Defining and Assessing Adverse Environmental Impact Symposium, 2001View this Special Issue
Research Article | Open Access
Webster Van Winkle, William P. Dey, Steve M. Jinks, Mark S. Bevlhimer, Charles C. Coutant, "A Blueprint for the Problem Formulation Phase of EPA-Type Ecological Risk Assessments for 316(b) Determinations", The Scientific World Journal, vol. 2, Article ID 645930, 28 pages, 2002. https://doi.org/10.1100/tsw.2002.862
A Blueprint for the Problem Formulation Phase of EPA-Type Ecological Risk Assessments for 316(b) Determinations

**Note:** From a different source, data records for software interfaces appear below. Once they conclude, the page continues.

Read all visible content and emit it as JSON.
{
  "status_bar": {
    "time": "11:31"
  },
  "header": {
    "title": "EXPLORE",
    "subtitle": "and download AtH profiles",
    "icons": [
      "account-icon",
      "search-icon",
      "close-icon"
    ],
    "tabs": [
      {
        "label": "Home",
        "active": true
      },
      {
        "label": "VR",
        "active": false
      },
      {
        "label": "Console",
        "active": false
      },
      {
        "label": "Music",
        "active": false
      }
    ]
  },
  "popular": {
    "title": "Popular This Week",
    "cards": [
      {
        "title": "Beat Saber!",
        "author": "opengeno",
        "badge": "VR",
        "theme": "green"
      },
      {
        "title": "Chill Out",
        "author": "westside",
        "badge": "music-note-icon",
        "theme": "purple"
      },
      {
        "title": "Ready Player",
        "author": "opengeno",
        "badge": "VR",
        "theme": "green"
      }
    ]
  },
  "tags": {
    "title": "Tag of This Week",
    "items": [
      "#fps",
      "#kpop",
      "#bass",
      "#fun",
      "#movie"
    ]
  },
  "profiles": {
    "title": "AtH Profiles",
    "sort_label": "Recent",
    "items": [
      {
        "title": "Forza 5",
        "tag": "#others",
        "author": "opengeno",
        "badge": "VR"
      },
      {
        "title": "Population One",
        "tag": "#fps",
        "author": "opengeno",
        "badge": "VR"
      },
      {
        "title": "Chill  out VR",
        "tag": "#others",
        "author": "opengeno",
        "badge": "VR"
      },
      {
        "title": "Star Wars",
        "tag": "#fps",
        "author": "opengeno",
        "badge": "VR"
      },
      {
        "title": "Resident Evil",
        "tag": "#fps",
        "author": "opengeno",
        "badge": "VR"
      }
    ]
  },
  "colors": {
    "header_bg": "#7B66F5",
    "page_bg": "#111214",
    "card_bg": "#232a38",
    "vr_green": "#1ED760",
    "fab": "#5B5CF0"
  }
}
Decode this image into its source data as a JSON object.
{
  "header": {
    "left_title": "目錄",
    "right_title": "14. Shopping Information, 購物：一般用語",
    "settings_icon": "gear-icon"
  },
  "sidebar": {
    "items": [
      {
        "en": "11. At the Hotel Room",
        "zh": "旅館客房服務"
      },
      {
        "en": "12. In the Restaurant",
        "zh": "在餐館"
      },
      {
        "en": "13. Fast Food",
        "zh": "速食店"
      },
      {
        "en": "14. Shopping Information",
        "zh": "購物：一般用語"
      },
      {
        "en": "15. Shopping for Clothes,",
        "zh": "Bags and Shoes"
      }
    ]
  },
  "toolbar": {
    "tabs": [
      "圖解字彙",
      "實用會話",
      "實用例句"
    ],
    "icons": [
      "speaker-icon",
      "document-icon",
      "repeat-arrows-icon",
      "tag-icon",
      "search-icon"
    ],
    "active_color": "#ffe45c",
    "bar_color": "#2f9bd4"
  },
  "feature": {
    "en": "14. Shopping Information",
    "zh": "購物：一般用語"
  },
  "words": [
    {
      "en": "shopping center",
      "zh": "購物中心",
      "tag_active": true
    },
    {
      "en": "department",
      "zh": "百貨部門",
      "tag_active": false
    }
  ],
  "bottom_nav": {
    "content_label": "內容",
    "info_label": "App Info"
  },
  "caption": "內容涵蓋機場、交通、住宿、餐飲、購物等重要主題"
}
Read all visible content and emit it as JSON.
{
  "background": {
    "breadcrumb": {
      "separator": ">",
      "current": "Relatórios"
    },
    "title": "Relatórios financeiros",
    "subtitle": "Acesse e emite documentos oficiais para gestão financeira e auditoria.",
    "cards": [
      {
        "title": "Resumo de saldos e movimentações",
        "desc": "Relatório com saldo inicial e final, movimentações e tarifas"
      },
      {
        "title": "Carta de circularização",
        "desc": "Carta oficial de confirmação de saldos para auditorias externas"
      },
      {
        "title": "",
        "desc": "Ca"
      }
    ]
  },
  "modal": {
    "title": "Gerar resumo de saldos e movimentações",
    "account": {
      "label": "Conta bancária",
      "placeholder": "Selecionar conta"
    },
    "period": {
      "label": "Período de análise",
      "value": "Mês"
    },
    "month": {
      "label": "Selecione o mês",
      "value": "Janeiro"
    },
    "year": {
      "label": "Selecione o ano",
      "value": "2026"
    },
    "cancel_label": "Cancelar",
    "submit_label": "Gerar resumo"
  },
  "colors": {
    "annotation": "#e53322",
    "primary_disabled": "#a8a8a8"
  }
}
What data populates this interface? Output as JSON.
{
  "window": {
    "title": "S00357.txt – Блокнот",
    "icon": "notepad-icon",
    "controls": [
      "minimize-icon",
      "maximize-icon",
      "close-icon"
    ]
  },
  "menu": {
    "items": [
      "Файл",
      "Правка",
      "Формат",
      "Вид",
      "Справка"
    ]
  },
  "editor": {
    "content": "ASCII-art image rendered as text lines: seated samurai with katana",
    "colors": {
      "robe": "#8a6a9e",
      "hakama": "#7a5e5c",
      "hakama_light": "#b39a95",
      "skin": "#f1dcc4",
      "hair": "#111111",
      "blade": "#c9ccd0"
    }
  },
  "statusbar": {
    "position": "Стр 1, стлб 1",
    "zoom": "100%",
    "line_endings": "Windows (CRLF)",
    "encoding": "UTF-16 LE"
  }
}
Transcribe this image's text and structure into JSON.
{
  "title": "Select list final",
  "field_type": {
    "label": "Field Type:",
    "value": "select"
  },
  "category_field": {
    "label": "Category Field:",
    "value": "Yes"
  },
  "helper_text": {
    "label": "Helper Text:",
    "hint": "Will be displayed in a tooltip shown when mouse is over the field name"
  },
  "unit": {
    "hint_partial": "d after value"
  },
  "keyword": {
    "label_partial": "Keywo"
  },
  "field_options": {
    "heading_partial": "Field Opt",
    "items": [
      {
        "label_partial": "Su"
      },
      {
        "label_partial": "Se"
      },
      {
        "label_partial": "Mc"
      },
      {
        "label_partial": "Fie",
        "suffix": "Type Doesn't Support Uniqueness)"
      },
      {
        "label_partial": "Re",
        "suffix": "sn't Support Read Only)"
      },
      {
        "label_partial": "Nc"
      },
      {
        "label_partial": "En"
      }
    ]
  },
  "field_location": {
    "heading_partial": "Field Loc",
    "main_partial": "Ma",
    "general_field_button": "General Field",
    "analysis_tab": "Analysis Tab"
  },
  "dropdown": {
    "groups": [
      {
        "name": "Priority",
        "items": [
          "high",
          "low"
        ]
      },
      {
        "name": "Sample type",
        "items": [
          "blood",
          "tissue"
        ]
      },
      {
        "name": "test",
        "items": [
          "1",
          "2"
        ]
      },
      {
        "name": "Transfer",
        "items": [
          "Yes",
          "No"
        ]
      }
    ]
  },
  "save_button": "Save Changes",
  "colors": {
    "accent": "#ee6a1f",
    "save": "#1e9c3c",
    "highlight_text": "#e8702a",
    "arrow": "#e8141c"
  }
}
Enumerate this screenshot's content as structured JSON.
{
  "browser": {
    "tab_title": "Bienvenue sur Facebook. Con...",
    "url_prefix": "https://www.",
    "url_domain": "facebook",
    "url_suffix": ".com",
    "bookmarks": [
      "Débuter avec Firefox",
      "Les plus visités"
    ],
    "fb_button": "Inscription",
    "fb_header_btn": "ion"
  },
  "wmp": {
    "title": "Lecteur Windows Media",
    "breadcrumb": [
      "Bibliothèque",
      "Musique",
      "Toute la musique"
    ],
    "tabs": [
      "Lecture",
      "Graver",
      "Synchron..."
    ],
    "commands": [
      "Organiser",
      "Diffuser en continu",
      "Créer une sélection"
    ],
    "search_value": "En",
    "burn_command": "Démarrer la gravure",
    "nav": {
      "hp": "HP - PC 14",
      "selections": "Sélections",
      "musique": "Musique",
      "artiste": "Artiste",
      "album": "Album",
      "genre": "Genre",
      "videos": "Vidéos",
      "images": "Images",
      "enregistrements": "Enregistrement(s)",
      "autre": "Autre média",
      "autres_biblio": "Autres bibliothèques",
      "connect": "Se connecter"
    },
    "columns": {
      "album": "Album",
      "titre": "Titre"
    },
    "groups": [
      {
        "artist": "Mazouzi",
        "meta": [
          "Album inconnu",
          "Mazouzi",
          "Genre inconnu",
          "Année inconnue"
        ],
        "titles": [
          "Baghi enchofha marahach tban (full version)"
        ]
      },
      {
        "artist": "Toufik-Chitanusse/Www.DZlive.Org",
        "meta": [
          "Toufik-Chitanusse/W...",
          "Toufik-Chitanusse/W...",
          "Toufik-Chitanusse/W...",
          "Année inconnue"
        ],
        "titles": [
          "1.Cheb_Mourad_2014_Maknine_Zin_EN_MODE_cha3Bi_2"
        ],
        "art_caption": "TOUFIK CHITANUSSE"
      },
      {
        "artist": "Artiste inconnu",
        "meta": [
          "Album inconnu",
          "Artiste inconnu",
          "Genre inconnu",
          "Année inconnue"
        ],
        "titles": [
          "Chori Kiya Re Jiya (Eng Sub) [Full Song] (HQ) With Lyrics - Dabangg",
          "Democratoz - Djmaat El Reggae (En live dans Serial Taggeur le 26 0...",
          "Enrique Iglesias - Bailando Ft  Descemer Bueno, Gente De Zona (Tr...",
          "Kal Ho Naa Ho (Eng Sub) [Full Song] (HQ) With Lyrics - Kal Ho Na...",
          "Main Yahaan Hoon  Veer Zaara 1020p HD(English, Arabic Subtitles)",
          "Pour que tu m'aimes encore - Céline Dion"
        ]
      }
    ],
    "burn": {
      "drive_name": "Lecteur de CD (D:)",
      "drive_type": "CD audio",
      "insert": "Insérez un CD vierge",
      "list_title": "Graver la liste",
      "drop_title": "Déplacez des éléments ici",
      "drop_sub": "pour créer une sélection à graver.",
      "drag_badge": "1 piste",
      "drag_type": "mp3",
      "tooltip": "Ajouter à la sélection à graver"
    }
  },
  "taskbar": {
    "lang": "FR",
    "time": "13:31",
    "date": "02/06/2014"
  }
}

The difference between management objectives focused on sustainability of fish populations and the indigenous aquatic community, and a management objective focused on minimizing entrainment and impingement losses accounts for much of the ongoing controversy surrounding §316(b). We describe the EPA’s ecological risk assessment framework and recommend that this framework be used to more effectively address differences in management objectives and structure §316(b) determinations. We provide a blueprint for the problem formulation phase of EPA-type ecological risk assessments for cooling-water intake structures (CWIS) at existing power plant facilities. Our management objectives, assessment endpoints, conceptual model, and generic analysis plan apply to all existing facilities. However, adapting the problem formulation process for a specific facility requires consideration of the permitting agency’s guidelines and level of regulatory concern, as well as site-specific ecological and technical differences. The facility-specific problem formulation phase is designed around the hierarchy of biolo gical levels of organization in the generic conceptual model and the sequence of cause-effect events and risk hypotheses represented by this model. Problem formulation is designed to be flexible in that it can be tailored for facilities where §316(b) regulatory concern is low or high. For some facilities, we anticipate that the assessment can be completed based on consideration of susceptibility alone. At the other extreme, a high level of regulatory concern combined with the availability of extensive information and consideration of costly CWIS mitigation options may result in the ecological risk assessment relying on analyses at all levels. Decisions on whether to extend the ecological risk assessment to additional levels should be based on whether regulatory or generator concerns merit additional analyses and whether available information is adequate to support such analyses. In making these decisions, the functional dependence between levels of analysis must be considered in making the transition to the analysis phase and risk estimation component of the ecological risk assessment. Regardless of how the generic analysis plan is modified to develop a facility-specific analysis plan, the resulting plan should be viewed as a tool for comparing representative species and alternative CWIS options by focusing on relative changes (i.e., proportional or percent changes) in various measures. The analysis plan is specifically designed to encourage consideration of multiple lines of evidence and to characterize uncertainties in each line of evidence. Multiple lines of evidence from different levels of analysis, obtained using both prospective and retrospective techniques, provide a broader perspective on the magnitude of potential effects and associated uncertainties and risks. The implications of the EPA’s recent (April 2002) proposed regulations for existing facilities on the applicability of this blueprint are briefly considered.